Game mechanics don’t have to be derived from software, but it can help. At Deloitte LLP, for example, the onboarding program is very gamified. Early on, compliance, privacy, and ethics training materials were taught using a game board, modeled after the popular game “LIFE.” Today, the firm has expanded on the model to build an online game called The Chosen Analyst to teach professional consultants’ skills around a narrative of the coming Zombie Apocalypse.
Deloitte learned the power of game mechanics first, then applied technology to serve those objectives. The process pulled from storytelling the way traditional video games do. A story, like the Zombie Apocalypse, had to be compelling—and a little outlandish—to be fun.

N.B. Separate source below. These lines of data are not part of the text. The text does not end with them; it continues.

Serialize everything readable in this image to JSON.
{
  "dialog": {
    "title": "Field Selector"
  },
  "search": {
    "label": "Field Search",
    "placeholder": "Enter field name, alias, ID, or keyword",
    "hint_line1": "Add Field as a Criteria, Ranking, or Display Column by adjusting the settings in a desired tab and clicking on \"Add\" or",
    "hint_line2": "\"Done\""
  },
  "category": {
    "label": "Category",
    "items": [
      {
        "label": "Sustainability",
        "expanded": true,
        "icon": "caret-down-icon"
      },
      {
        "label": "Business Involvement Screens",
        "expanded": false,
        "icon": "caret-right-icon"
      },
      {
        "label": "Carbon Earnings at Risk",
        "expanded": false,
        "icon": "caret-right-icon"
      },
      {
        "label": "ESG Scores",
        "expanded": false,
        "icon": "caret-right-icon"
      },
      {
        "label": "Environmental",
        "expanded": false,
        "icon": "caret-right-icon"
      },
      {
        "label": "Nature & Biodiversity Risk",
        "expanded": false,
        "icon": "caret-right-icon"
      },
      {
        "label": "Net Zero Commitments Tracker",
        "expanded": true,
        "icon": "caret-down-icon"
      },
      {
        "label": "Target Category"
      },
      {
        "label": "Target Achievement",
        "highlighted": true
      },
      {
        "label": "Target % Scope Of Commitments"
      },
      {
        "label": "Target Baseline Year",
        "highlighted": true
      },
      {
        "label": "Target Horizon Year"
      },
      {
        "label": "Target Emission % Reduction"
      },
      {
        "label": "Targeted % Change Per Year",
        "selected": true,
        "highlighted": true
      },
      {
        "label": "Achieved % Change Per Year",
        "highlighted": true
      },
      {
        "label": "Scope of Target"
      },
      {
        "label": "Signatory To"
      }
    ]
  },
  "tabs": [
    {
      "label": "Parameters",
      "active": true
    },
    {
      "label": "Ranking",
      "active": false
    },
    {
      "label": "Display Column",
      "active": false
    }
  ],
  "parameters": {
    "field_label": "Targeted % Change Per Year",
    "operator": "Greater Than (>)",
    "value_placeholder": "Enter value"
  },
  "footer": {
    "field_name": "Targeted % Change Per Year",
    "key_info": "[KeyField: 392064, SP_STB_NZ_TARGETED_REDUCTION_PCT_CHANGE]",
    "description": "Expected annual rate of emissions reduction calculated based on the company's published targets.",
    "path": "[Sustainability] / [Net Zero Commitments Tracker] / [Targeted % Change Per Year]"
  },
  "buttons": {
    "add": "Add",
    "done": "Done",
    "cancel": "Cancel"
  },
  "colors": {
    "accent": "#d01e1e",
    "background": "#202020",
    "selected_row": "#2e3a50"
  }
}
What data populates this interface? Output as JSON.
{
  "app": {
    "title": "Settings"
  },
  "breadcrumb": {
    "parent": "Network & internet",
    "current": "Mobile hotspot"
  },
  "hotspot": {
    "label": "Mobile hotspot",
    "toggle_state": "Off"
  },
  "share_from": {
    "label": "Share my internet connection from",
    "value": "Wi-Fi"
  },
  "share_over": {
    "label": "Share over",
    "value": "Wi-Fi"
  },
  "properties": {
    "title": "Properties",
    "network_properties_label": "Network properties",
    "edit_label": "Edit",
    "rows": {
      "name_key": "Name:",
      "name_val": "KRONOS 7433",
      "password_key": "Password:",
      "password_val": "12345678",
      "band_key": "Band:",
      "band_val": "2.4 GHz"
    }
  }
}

A good onboarding platform implements the best gamification elements so that corporate resources can focus on learning to be transferred to new employees. Best practices for gamification elements include:
- Game mechanics like points for accomplishments, bonuses for special features, time-based tracking and a progress countdown, defined goals and levels, and an acknowledgment of status.
- Engagement where participants develop stories, take on challenges and quests, and develop characters and avatars
- Elements that give participants control over the game, the freedom to fail, and consistent feedback.
Recent disruptions caused by the novel Coronavirus pandemic have given firms everywhere an appreciation for virtual learning platforms and self-paced training activities that keep training moving even when participants can’t travel or interact directly. With cloud-based tools that can be continuously refined based on engagement and progress metrics, modern training platforms are applying these best practices to one of the biggest challenges in human resources: onboarding.
The revenue generated by billions of gamers and social media users has created a golden age for social science research into online user behavior. Mindtickle has now applied this research to onboarding as a way to optimize how Millennial and Gen Z digital natives learn when they join the workforce. Onboarding success has the potential to not only improve retention, but also drive productivity and predictable quota attainment.